    While he was at Weill Cornell Medicine, he developed and taught an LGBTQ+ curriculum for medical residents. He earned his bachelor’s and master’s in nursing and a master of public health from Johns Hopkins University. He also holds a doctor of philosophy from Columbia University.

    Pho promotes health to the community through teaching, clinical practice, and research. He has been awarded several honors in recognition of his leadership and serves on the executive committee of the .

    LGBT Health Workforce Conference

    9. Em Rabelais

    Em Rabelais, Ph.D., MBE, MS, MA, RN, is the assistant professor of human development nursing science at the University of Illinois at Chicago. Rabelais is a “white, disabled, queer, femme, and agender/nonbinary/trans abolitionist health ethicist.” Rabelais’ goals are to dismantle structures that are upheld by whiteness and white feminism oppression.

    Rabelais believes that reform is impossible from the inside, and it’s “well past time that white people — and especially white, nondisabled, nonqueer, Christian, and cisgender people (and cisgender women in nursing) — cede power and move aside.”

    Rabelais has published 10 papers in professional journals and received several notable honors.

    10. Lillian Wald

    Lillian Wald was an American nurse, author, and humanitarian who was well known for her contributions to human rights. Wald never married. Wald revealed she felt intimate affection for at least two of her close companions, according to her correspondence. Her dedication was primarily to her work improving public health.

    She was the founder of community nursing in the U.S. and an early advocate of nurses in the public school system. She fought for women’s rights and was a supporter of racial integration.

    She was also involved in the establishment of the NAACP. She died September 1, 1940, and was remembered at Carnegie Hall a few months later when 2,000 people attended to pay tribute to her contributions.

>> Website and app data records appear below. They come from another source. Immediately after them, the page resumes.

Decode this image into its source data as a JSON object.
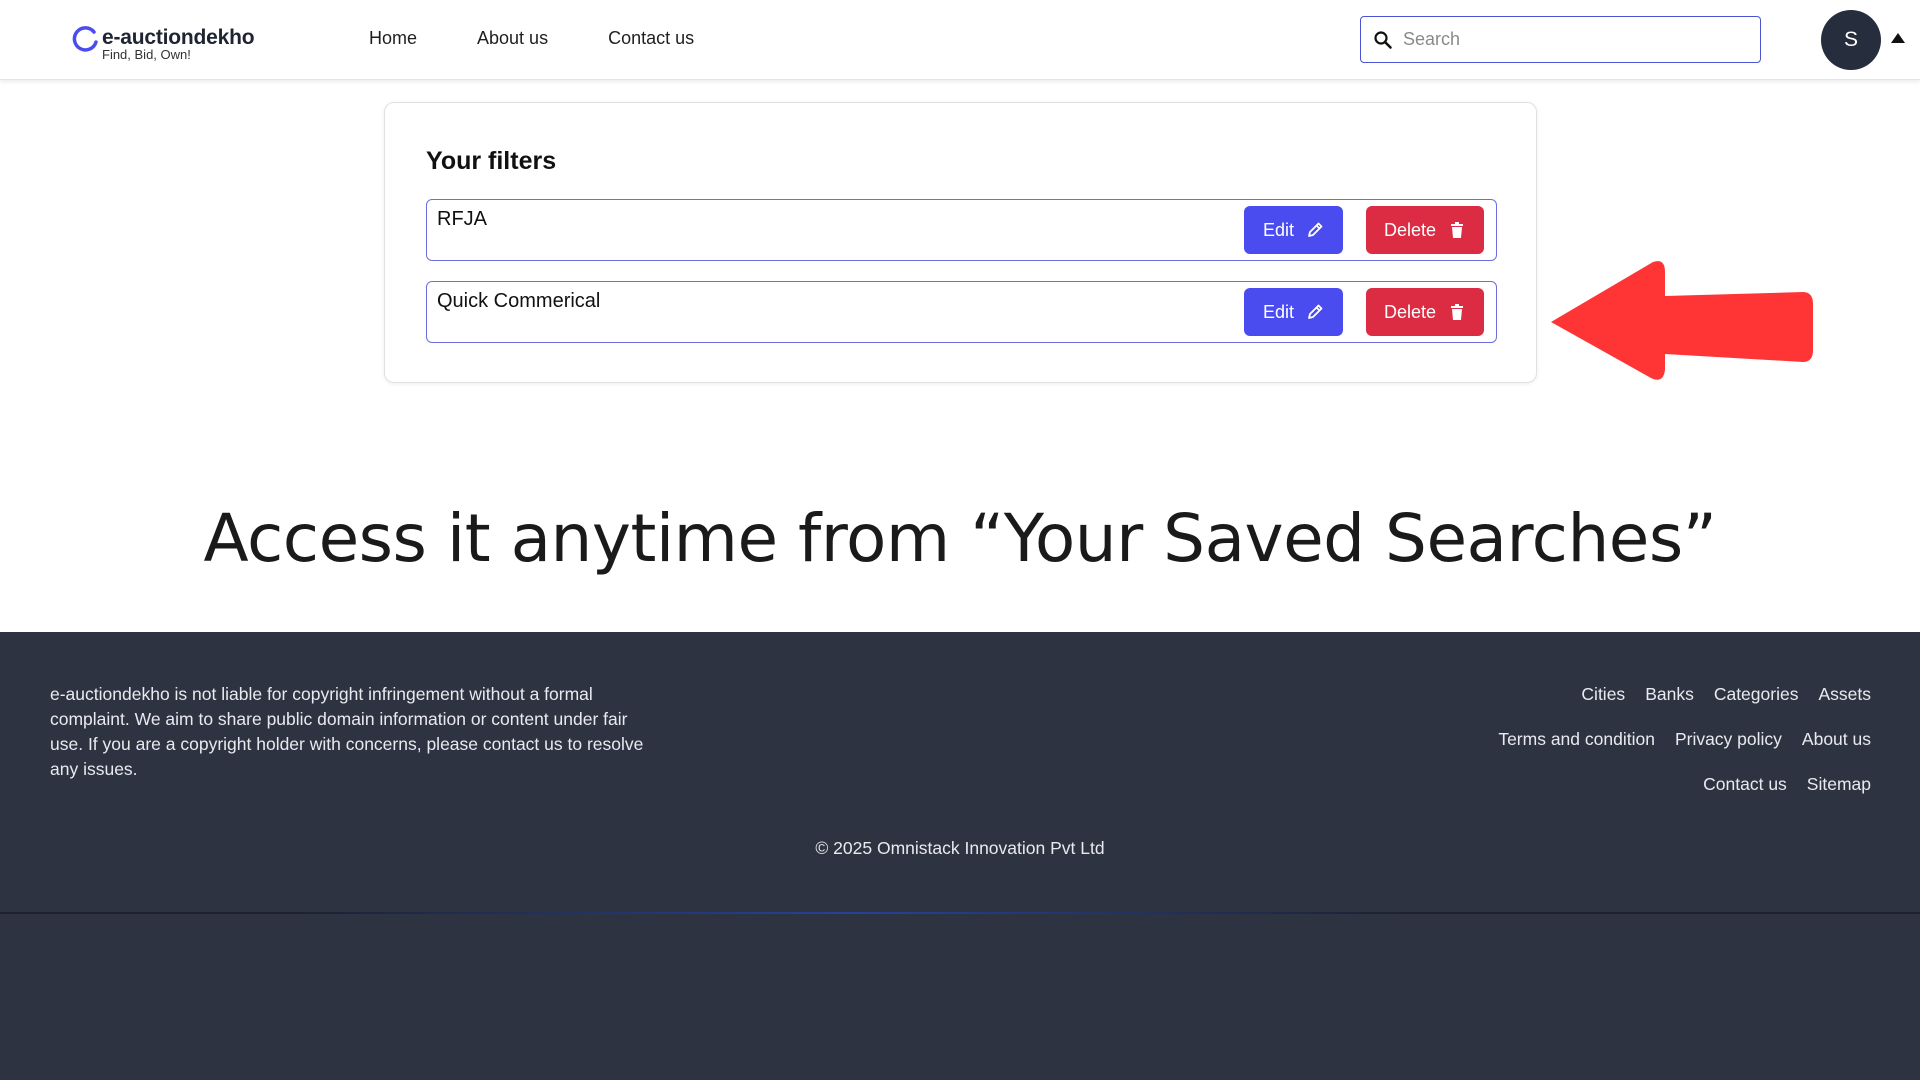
{
  "header": {
    "logo_name": "e-auctiondekho",
    "logo_tagline": "Find, Bid, Own!",
    "nav": [
      "Home",
      "About us",
      "Contact us"
    ],
    "search_placeholder": "Search",
    "avatar_initial": "S"
  },
  "filters": {
    "title": "Your filters",
    "items": [
      {
        "name": "RFJA",
        "edit_label": "Edit",
        "delete_label": "Delete"
      },
      {
        "name": "Quick Commerical",
        "edit_label": "Edit",
        "delete_label": "Delete"
      }
    ]
  },
  "caption": "Access it anytime from “Your Saved Searches”",
  "footer": {
    "disclaimer": "e-auctiondekho is not liable for copyright infringement without a formal complaint. We aim to share public domain information or content under fair use. If you are a copyright holder with concerns, please contact us to resolve any issues.",
    "links_row1": [
      "Cities",
      "Banks",
      "Categories",
      "Assets"
    ],
    "links_row2": [
      "Terms and condition",
      "Privacy policy",
      "About us"
    ],
    "links_row3": [
      "Contact us",
      "Sitemap"
    ],
    "copyright": "© 2025 Omnistack Innovation Pvt Ltd"
  },
  "colors": {
    "brand_accent": "#4a4cf0",
    "delete_red": "#db2c44",
    "footer_bg": "#2d3340",
    "arrow_red": "#ff3535"
  },
  "icons": [
    "logo-icon",
    "search-icon",
    "caret-up-icon",
    "pencil-icon",
    "trash-icon",
    "red-arrow-icon"
  ]
}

    11. Rachel Walker

    Rachel Walker, Ph.D., RN, FAAN, identifes as a “queer nurse inventor who practices public health nursing at the intersection of community and biotech.” They are an associate professor at the University of Massachusetts Amherst Elaine Marieb College of Nursing.

    Walker was the first nurse to be named an official Invention Ambassador for the American Association for the Advancement of Science. Their clinical background includes oncology nursing, experience in rural emergency response, patient navigation, and humanitarian disaster relief.

    Walker believes that technology is a tool to be used in healthcare but should never replace attention to the individual and human dignity. Walker serves in many roles in nursing organizations and at the University of Massachusetts, including as associate editor of the journal Oncology Nursing Forum.

    In 2020, Walker received the Global Hero Award from the Gay and Lesbian Medical Association Nursing Section.

    12. Bertha Wright

    Bertha Wright was born in San Francisco in 1840. She was a public health nurse and one of the first school nurses in Alameda County. During her work in public health, she saw a desperate need for baby medical care. She was one of the founders of the Baby Hospital, which later was renamed UCSF Benioff Children’s Hospital Oakland.

    She was a formidable health activist and instructor of postgraduate nursing students at the University of California, Berkeley. She died May 6, 1971, and she is buried next to her partner Mabel Weed in Palo Alto, California.

    Page last reviewed June 2, 2022